As a child, staring at an old atlas, Czechoslovakia was a country that somehow fascinated.
The spelling of the country’s name, the pronunciation, the shape of it on the map.
I was twenty-four by the time I saw the place for myself, arriving there three years after the Velvet Revolution of 1989, so no visa necessary, the country was open now to European travellers.
Prague. That’s where I first ran out of money for food, and had to eat on alternate days, lying on public benches to conserve calories, nose bleeding.
Getting kicked awake in the mornings by railway station guards in pale green uniforms with wooden-handled revolvers in their waistbands.
I’d first been introduced to the novels of Milan Kundera four years earlier, by a guy I met who had written a book on film while he had been unemployed for three years.
Perhaps the connection between this person and Kundera was that Kundera had been a film lecturer at one point, or, more correctly, a lecturer on world literature within the Film Faculty of Charles University (where Milos Forman, director of One Flew Over the Cuckoo’s Nest, was one of his early students).
The first Kundera novel I read was The Joke.
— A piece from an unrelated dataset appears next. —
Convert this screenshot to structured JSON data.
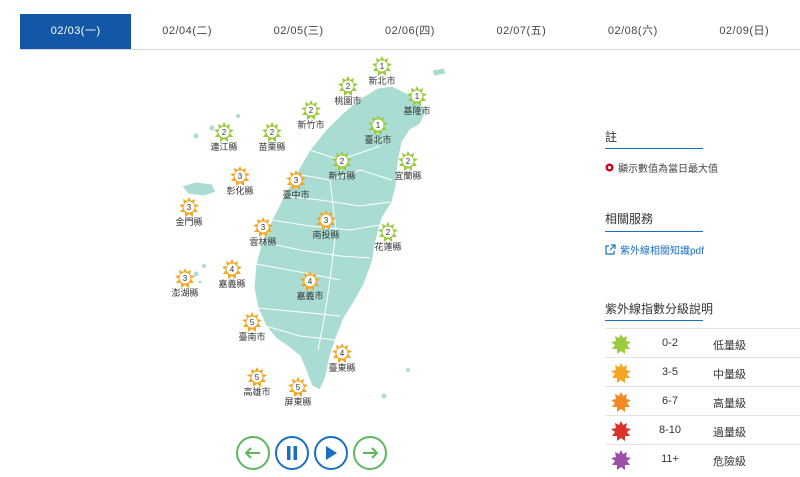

The novel struck me as a powerful and dark meditation on endurance, suffering and revenge.
It had a different texture than any other novel I had read before.
Next, I read The Unbearable Lightness of Being.
With this one, I broke the rule of making sure not to see the film before reading the novel.
One night, my film-book-writing friend had taken me along to the cinema to see the Daniel Day Lewis/Juliette Binoche film adaptation of The Unbearable Lightness of Being.
Later, I watched this film on video many times, quite obsessed with it, before reading the novel.
Unusually, for me, this familiarity with the film did not seem to hamper my reading or appreciation of the book.
Perhaps because the film concentrated on the story, but the novel had more to do with what my film-buff friend might have called “the notes Kundera had taken between the story”.
Next, I read Immortality.
The big, hardback version of Immortality was a book I saw in the hands of several disparate readers over several years– a forestry student, a psychology student, a philosophy student, a nurse…
All seemed to enjoy the thick, black-covered book equally.
I used to go into bookshops on Union Street in Aberdeen and always notice the black hard-cover of Immortality, propped up and lurking on a prominent table, to catch the roving eye.
My favourite section of the book was probably that dealing with Goethe and Hemingway’s friendship in the Afterlife, Kundera’s audacity at imagining them so.
The last Kundera novel I read was Life is Elsewhere.
A novel functioning wonderfully as an indictment of certain varieties of poetry and poet, particularly of Jaromil, the novel’s poet-protagonist – perhaps the embodiment in the Mirror of Art representing Kundera’s look backwards at himself as the once-youthful, once-idealist Poet-Revolutionary.
As in all the novels, Kundera looks out at us, and in at himself, through the hectic, kaleidoscopic lens of his experiences with the Czech Communist Party in the late 1940s and 1950s onwards…the dashed hopes, the brutalised Ideals.
Jaromil, Shelley, Rimbaud, are all held hard under the prosaic, forensic lens in this novel, throwing up dazzling and troubling facets, which no other scientist-jeweller could probably have brought out in their examination.
Perhaps one of the lessons of Kundera’s work is that perspective is everything, a slight shift along the spectrum here or there and, yes, suddenly black can seem white, or maybe really become white?
And then there is Kafka.
Kafka is perhaps the literary ghost always at Kundera’s elbow.
Not often mentioned, but always standing there, hollow-eyed, staring.
And yet Kafka is perhaps the writer of the midnight soul, as opposed to Kundera, the novelist of the evening gloaming.
Kundera is haunted no doubt; but Kafka has more the capacity to haunt others.
Or, no, it could be that Kafka catches the ghost, stalks it and brings it howling into the house, a terrifying sight - but then it is Kundera we turn to for forensic examination of the creature, he holds its face still under the lamp of a kind of science and lets us at least pretend to become familiar with it.
We need both these arts of course.
And wonderful that one country gave us these two technician-priests to take on two sides of that task; even though, of course, that country, since I lay there hungry and bleeding on its benches, has split into two countries…perhaps like the split in psyche between Kundera/Kafka…or the binary fission of the original prototypical cell…or just like two ghosts, who knew each other well, but then, somehow, at sometime since, must have separated silently in the night.